◆ What is being asked
Note every line in the entries that contains the string "Ethereum", and copy it.

◆ Data supplied
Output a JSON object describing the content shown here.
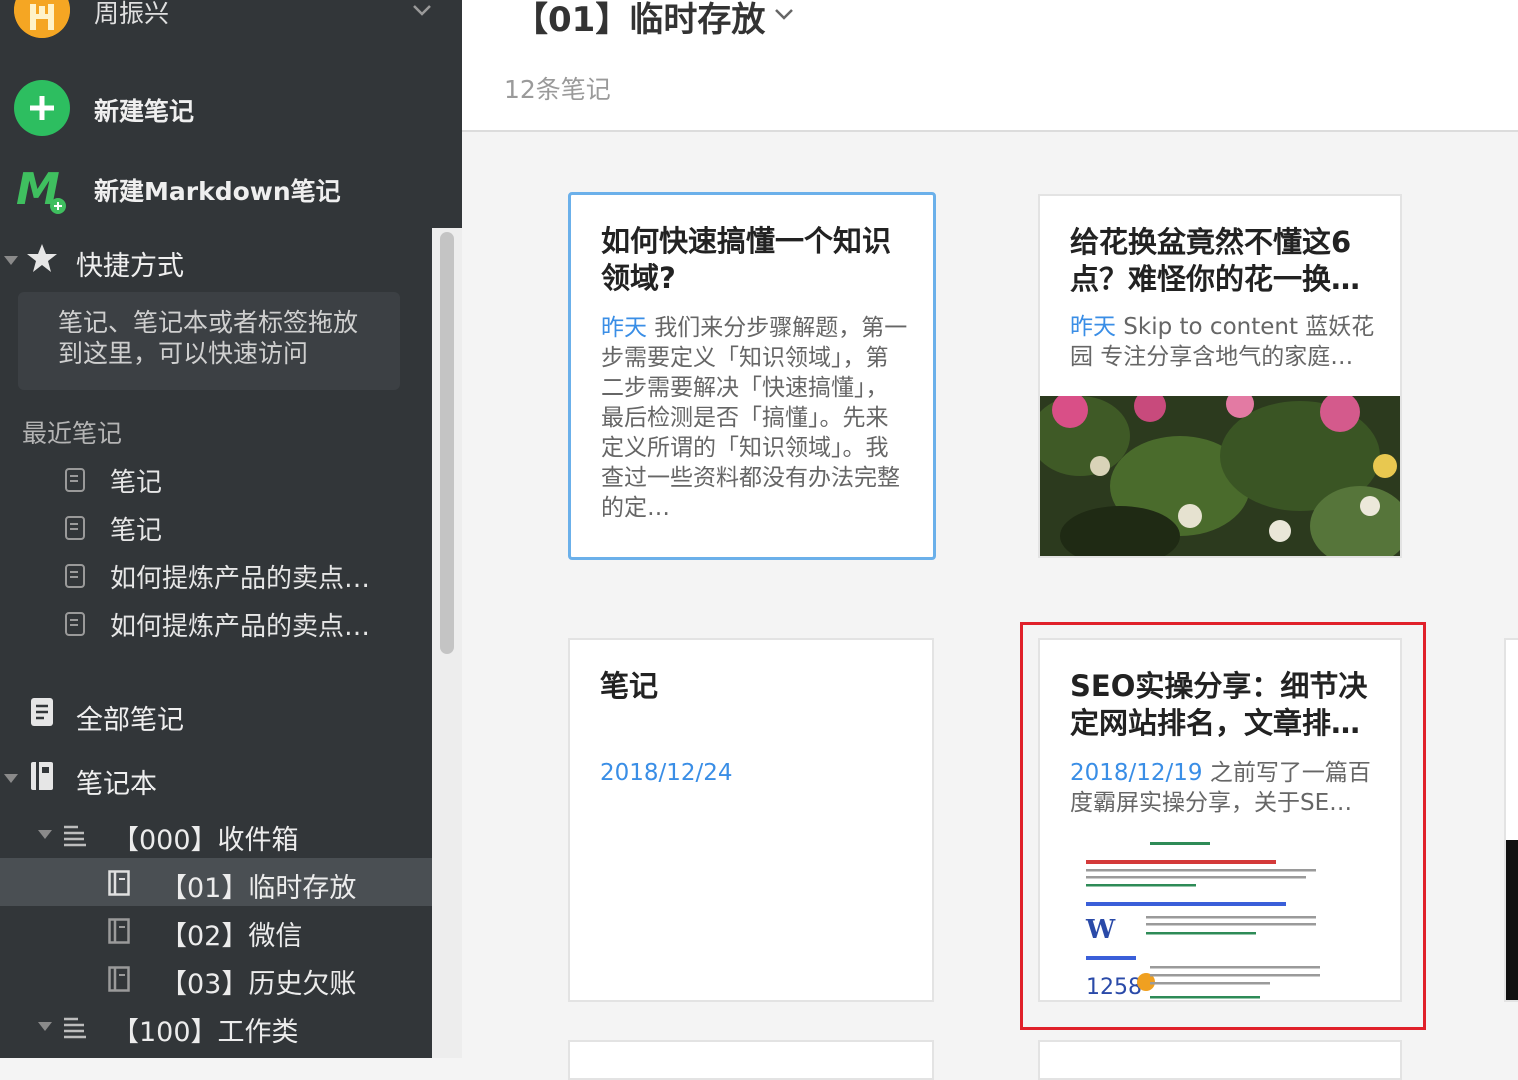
{
  "sidebar": {
    "user_name": "周振兴",
    "new_note": "新建笔记",
    "new_markdown": "新建Markdown笔记",
    "shortcuts_label": "快捷方式",
    "shortcuts_hint": "笔记、笔记本或者标签拖放到这里，可以快速访问",
    "recent_title": "最近笔记",
    "recent": [
      {
        "label": "笔记"
      },
      {
        "label": "笔记"
      },
      {
        "label": "如何提炼产品的卖点…"
      },
      {
        "label": "如何提炼产品的卖点…"
      }
    ],
    "all_notes": "全部笔记",
    "notebooks_label": "笔记本",
    "notebooks": [
      {
        "label": "【000】收件箱"
      },
      {
        "label": "【01】临时存放"
      },
      {
        "label": "【02】微信"
      },
      {
        "label": "【03】历史欠账"
      },
      {
        "label": "【100】工作类"
      }
    ]
  },
  "main": {
    "notebook_title": "【01】临时存放",
    "note_count": "12条笔记",
    "cards": [
      {
        "title": "如何快速搞懂一个知识领域?",
        "date": "昨天",
        "snippet": " 我们来分步骤解题，第一步需要定义「知识领域」，第二步需要解决「快速搞懂」，最后检测是否「搞懂」。先来定义所谓的「知识领域」。我查过一些资料都没有办法完整的定…"
      },
      {
        "title": "给花换盆竟然不懂这6点？难怪你的花一换…",
        "date": "昨天",
        "snippet": " Skip to content 蓝妖花园 专注分享含地气的家庭…"
      },
      {
        "title": "笔记",
        "date": "2018/12/24",
        "snippet": ""
      },
      {
        "title": "SEO实操分享：细节决定网站排名，文章排…",
        "date": "2018/12/19",
        "snippet": " 之前写了一篇百度霸屏实操分享，关于SE…"
      }
    ]
  },
  "colors": {
    "sidebar_bg": "#323639",
    "accent_green": "#2dbe60",
    "date_blue": "#3a8ee6",
    "selection_blue": "#6bb0ea",
    "highlight_red": "#e0202a"
  }
}
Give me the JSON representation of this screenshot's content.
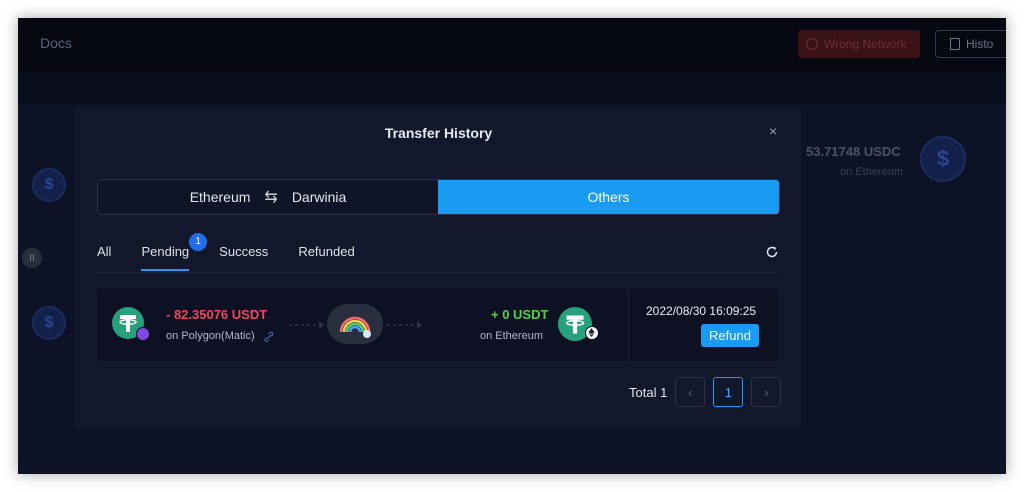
{
  "topbar": {
    "docs_label": "Docs",
    "wrong_network_label": "Wrong Network",
    "history_label": "Histo"
  },
  "background": {
    "usdc_amount": "53.71748 USDC",
    "on_chain": "on Ethereum"
  },
  "modal": {
    "title": "Transfer History",
    "close_glyph": "×",
    "direction_tabs": {
      "from_chain": "Ethereum",
      "swap_glyph": "⇆",
      "to_chain": "Darwinia",
      "others_label": "Others"
    },
    "status_tabs": [
      {
        "label": "All",
        "active": false
      },
      {
        "label": "Pending",
        "active": true,
        "badge": "1"
      },
      {
        "label": "Success",
        "active": false
      },
      {
        "label": "Refunded",
        "active": false
      }
    ],
    "record": {
      "from_amount": "- 82.35076 USDT",
      "from_network": "on Polygon(Matic)",
      "to_amount": "+ 0 USDT",
      "to_network": "on Ethereum",
      "timestamp": "2022/08/30 16:09:25",
      "refund_label": "Refund"
    },
    "pagination": {
      "total_label": "Total 1",
      "prev_glyph": "‹",
      "current_page": "1",
      "next_glyph": "›"
    }
  },
  "colors": {
    "accent": "#1a9bf3",
    "negative": "#f0485c",
    "positive": "#55cf4c",
    "tether": "#26a17b",
    "polygon": "#8247e5"
  }
}
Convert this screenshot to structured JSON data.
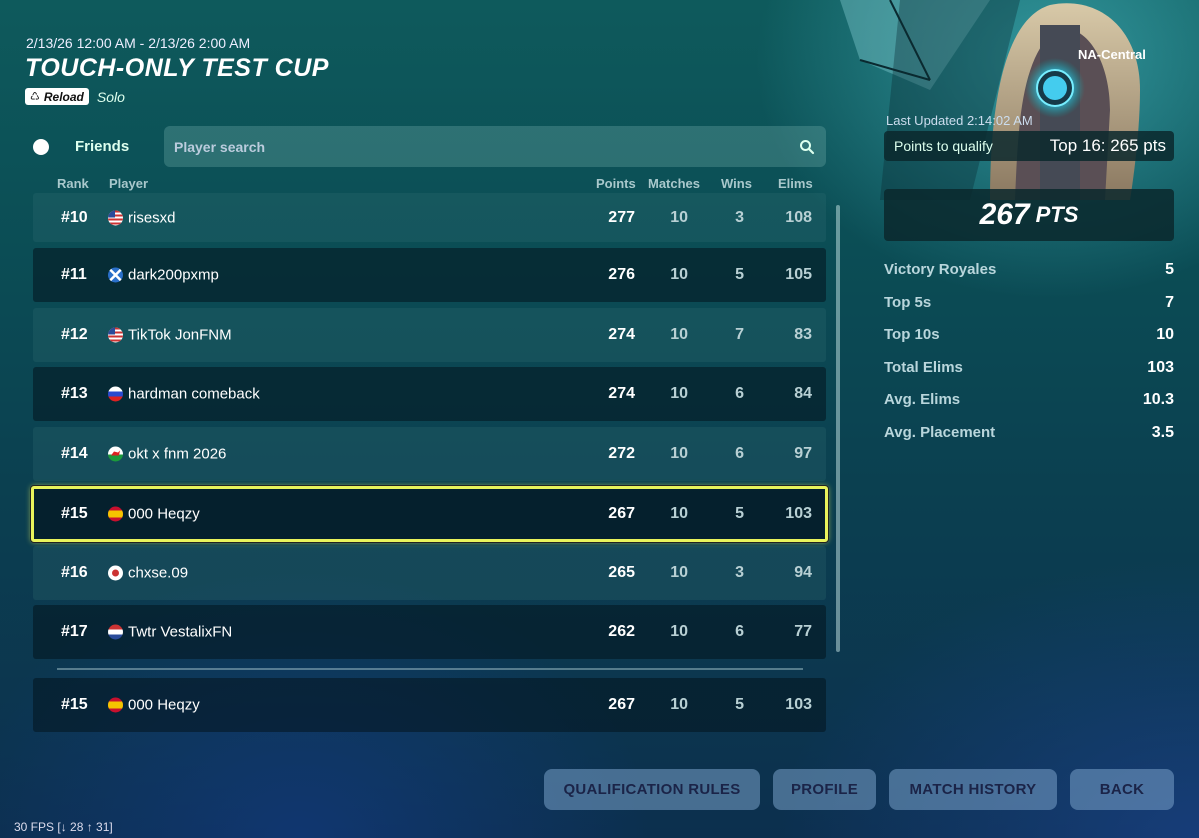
{
  "event": {
    "date_range": "2/13/26 12:00 AM - 2/13/26 2:00 AM",
    "title": "TOUCH-ONLY TEST CUP",
    "tag_label": "Reload",
    "mode": "Solo"
  },
  "region": "NA-Central",
  "last_updated": "Last Updated 2:14:02 AM",
  "qualify": {
    "label": "Points to qualify",
    "value": "Top 16: 265 pts"
  },
  "my_points": {
    "value": "267",
    "unit": "PTS"
  },
  "stats": [
    {
      "label": "Victory Royales",
      "value": "5"
    },
    {
      "label": "Top 5s",
      "value": "7"
    },
    {
      "label": "Top 10s",
      "value": "10"
    },
    {
      "label": "Total Elims",
      "value": "103"
    },
    {
      "label": "Avg. Elims",
      "value": "10.3"
    },
    {
      "label": "Avg. Placement",
      "value": "3.5"
    }
  ],
  "friends_label": "Friends",
  "search_placeholder": "Player search",
  "columns": {
    "rank": "Rank",
    "player": "Player",
    "points": "Points",
    "matches": "Matches",
    "wins": "Wins",
    "elims": "Elims"
  },
  "rows": [
    {
      "rank": "#10",
      "flag": "us",
      "name": "risesxd",
      "points": "277",
      "matches": "10",
      "wins": "3",
      "elims": "108"
    },
    {
      "rank": "#11",
      "flag": "scotland",
      "name": "dark200pxmp",
      "points": "276",
      "matches": "10",
      "wins": "5",
      "elims": "105"
    },
    {
      "rank": "#12",
      "flag": "us",
      "name": "TikTok JonFNM",
      "points": "274",
      "matches": "10",
      "wins": "7",
      "elims": "83"
    },
    {
      "rank": "#13",
      "flag": "russia",
      "name": "hardman comeback",
      "points": "274",
      "matches": "10",
      "wins": "6",
      "elims": "84"
    },
    {
      "rank": "#14",
      "flag": "wales",
      "name": "okt x fnm 2026",
      "points": "272",
      "matches": "10",
      "wins": "6",
      "elims": "97"
    },
    {
      "rank": "#15",
      "flag": "spain",
      "name": "000 Heqzy",
      "points": "267",
      "matches": "10",
      "wins": "5",
      "elims": "103"
    },
    {
      "rank": "#16",
      "flag": "japan",
      "name": "chxse.09",
      "points": "265",
      "matches": "10",
      "wins": "3",
      "elims": "94"
    },
    {
      "rank": "#17",
      "flag": "netherlands",
      "name": "Twtr VestalixFN",
      "points": "262",
      "matches": "10",
      "wins": "6",
      "elims": "77"
    }
  ],
  "self_row": {
    "rank": "#15",
    "flag": "spain",
    "name": "000 Heqzy",
    "points": "267",
    "matches": "10",
    "wins": "5",
    "elims": "103"
  },
  "buttons": {
    "qualification_rules": "QUALIFICATION RULES",
    "profile": "PROFILE",
    "match_history": "MATCH HISTORY",
    "back": "BACK"
  },
  "fps": "30 FPS [↓ 28 ↑ 31]",
  "colors": {
    "highlight": "#e9f35b",
    "button_bg": "#7aa0c8",
    "button_text": "#1b2448"
  }
}
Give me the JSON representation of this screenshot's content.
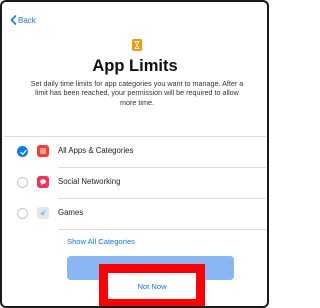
{
  "nav": {
    "back_label": "Back"
  },
  "header": {
    "title": "App Limits",
    "subtitle": "Set daily time limits for app categories you want to manage. After a limit has been reached, your permission will be required to allow more time."
  },
  "categories": [
    {
      "label": "All Apps & Categories",
      "selected": true,
      "icon": "stack-icon",
      "icon_color": "#ff3b30"
    },
    {
      "label": "Social Networking",
      "selected": false,
      "icon": "chat-bubble-icon",
      "icon_color": "#ff2d55"
    },
    {
      "label": "Games",
      "selected": false,
      "icon": "rocket-icon",
      "icon_color": "#e5e5ea"
    }
  ],
  "links": {
    "show_all": "Show All Categories"
  },
  "actions": {
    "primary_label": "",
    "not_now_label": "Not Now"
  },
  "colors": {
    "accent": "#0a7aff",
    "primary_button": "#88b7f3",
    "hourglass": "#ff9500",
    "highlight_box": "#ff0000"
  }
}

◆ Response below
    "on_chain": "on Ethereum"
      "from_chain": "Ethereum",
      "to_network": "on Ethereum",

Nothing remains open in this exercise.